From the first line to the last, restate the records word for word, skipping the pictures.

Data about app and page elements:
■ ■ ■

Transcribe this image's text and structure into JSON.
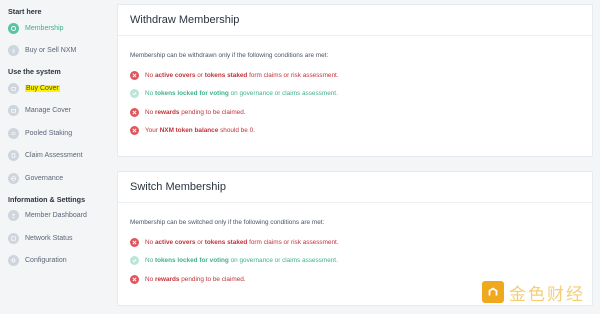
{
  "sidebar": {
    "sections": [
      {
        "title": "Start here",
        "items": [
          {
            "label": "Membership",
            "icon": "membership-icon",
            "active": true
          },
          {
            "label": "Buy or Sell NXM",
            "icon": "token-icon"
          }
        ]
      },
      {
        "title": "Use the system",
        "items": [
          {
            "label": "Buy Cover",
            "icon": "shopping-bag-icon",
            "highlighted": true
          },
          {
            "label": "Manage Cover",
            "icon": "briefcase-icon"
          },
          {
            "label": "Pooled Staking",
            "icon": "stack-icon"
          },
          {
            "label": "Claim Assessment",
            "icon": "document-icon"
          },
          {
            "label": "Governance",
            "icon": "globe-icon"
          }
        ]
      },
      {
        "title": "Information & Settings",
        "items": [
          {
            "label": "Member Dashboard",
            "icon": "dashboard-icon"
          },
          {
            "label": "Network Status",
            "icon": "network-icon"
          },
          {
            "label": "Configuration",
            "icon": "gear-icon"
          }
        ]
      }
    ]
  },
  "withdraw": {
    "title": "Withdraw Membership",
    "intro": "Membership can be withdrawn only if the following conditions are met:",
    "conditions": [
      {
        "status": "bad",
        "parts": [
          "No ",
          "active covers",
          " or ",
          "tokens staked",
          " form claims or risk assessment."
        ]
      },
      {
        "status": "ok",
        "parts": [
          "No ",
          "tokens locked for voting",
          " on governance or claims assessment."
        ]
      },
      {
        "status": "bad",
        "parts": [
          "No ",
          "rewards",
          " pending to be claimed."
        ]
      },
      {
        "status": "bad",
        "parts": [
          "Your ",
          "NXM token balance",
          " should be 0."
        ]
      }
    ]
  },
  "switch": {
    "title": "Switch Membership",
    "intro": "Membership can be switched only if the following conditions are met:",
    "conditions": [
      {
        "status": "bad",
        "parts": [
          "No ",
          "active covers",
          " or ",
          "tokens staked",
          " form claims or risk assessment."
        ]
      },
      {
        "status": "ok",
        "parts": [
          "No ",
          "tokens locked for voting",
          " on governance or claims assessment."
        ]
      },
      {
        "status": "bad",
        "parts": [
          "No ",
          "rewards",
          " pending to be claimed."
        ]
      }
    ]
  },
  "watermark": {
    "text": "金色财经"
  },
  "colors": {
    "active": "#3fb08c",
    "error": "#c0323a",
    "highlight": "#fff200"
  }
}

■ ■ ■

Task answer:
Transcribe this image's text and structure into JSON.
{
  "sidebar": {
    "sections": [
      {
        "title": "Start here",
        "items": [
          {
            "label": "Membership",
            "icon": "membership-icon",
            "active": true
          },
          {
            "label": "Buy or Sell NXM",
            "icon": "token-icon"
          }
        ]
      },
      {
        "title": "Use the system",
        "items": [
          {
            "label": "Buy Cover",
            "icon": "shopping-bag-icon",
            "highlighted": true
          },
          {
            "label": "Manage Cover",
            "icon": "briefcase-icon"
          },
          {
            "label": "Pooled Staking",
            "icon": "stack-icon"
          },
          {
            "label": "Claim Assessment",
            "icon": "document-icon"
          },
          {
            "label": "Governance",
            "icon": "globe-icon"
          }
        ]
      },
      {
        "title": "Information & Settings",
        "items": [
          {
            "label": "Member Dashboard",
            "icon": "dashboard-icon"
          },
          {
            "label": "Network Status",
            "icon": "network-icon"
          },
          {
            "label": "Configuration",
            "icon": "gear-icon"
          }
        ]
      }
    ]
  },
  "withdraw": {
    "title": "Withdraw Membership",
    "intro": "Membership can be withdrawn only if the following conditions are met:",
    "conditions": [
      {
        "status": "bad",
        "parts": [
          "No ",
          "active covers",
          " or ",
          "tokens staked",
          " form claims or risk assessment."
        ]
      },
      {
        "status": "ok",
        "parts": [
          "No ",
          "tokens locked for voting",
          " on governance or claims assessment."
        ]
      },
      {
        "status": "bad",
        "parts": [
          "No ",
          "rewards",
          " pending to be claimed."
        ]
      },
      {
        "status": "bad",
        "parts": [
          "Your ",
          "NXM token balance",
          " should be 0."
        ]
      }
    ]
  },
  "switch": {
    "title": "Switch Membership",
    "intro": "Membership can be switched only if the following conditions are met:",
    "conditions": [
      {
        "status": "bad",
        "parts": [
          "No ",
          "active covers",
          " or ",
          "tokens staked",
          " form claims or risk assessment."
        ]
      },
      {
        "status": "ok",
        "parts": [
          "No ",
          "tokens locked for voting",
          " on governance or claims assessment."
        ]
      },
      {
        "status": "bad",
        "parts": [
          "No ",
          "rewards",
          " pending to be claimed."
        ]
      }
    ]
  },
  "watermark": {
    "text": "金色财经"
  },
  "colors": {
    "active": "#3fb08c",
    "error": "#c0323a",
    "highlight": "#fff200"
  }
}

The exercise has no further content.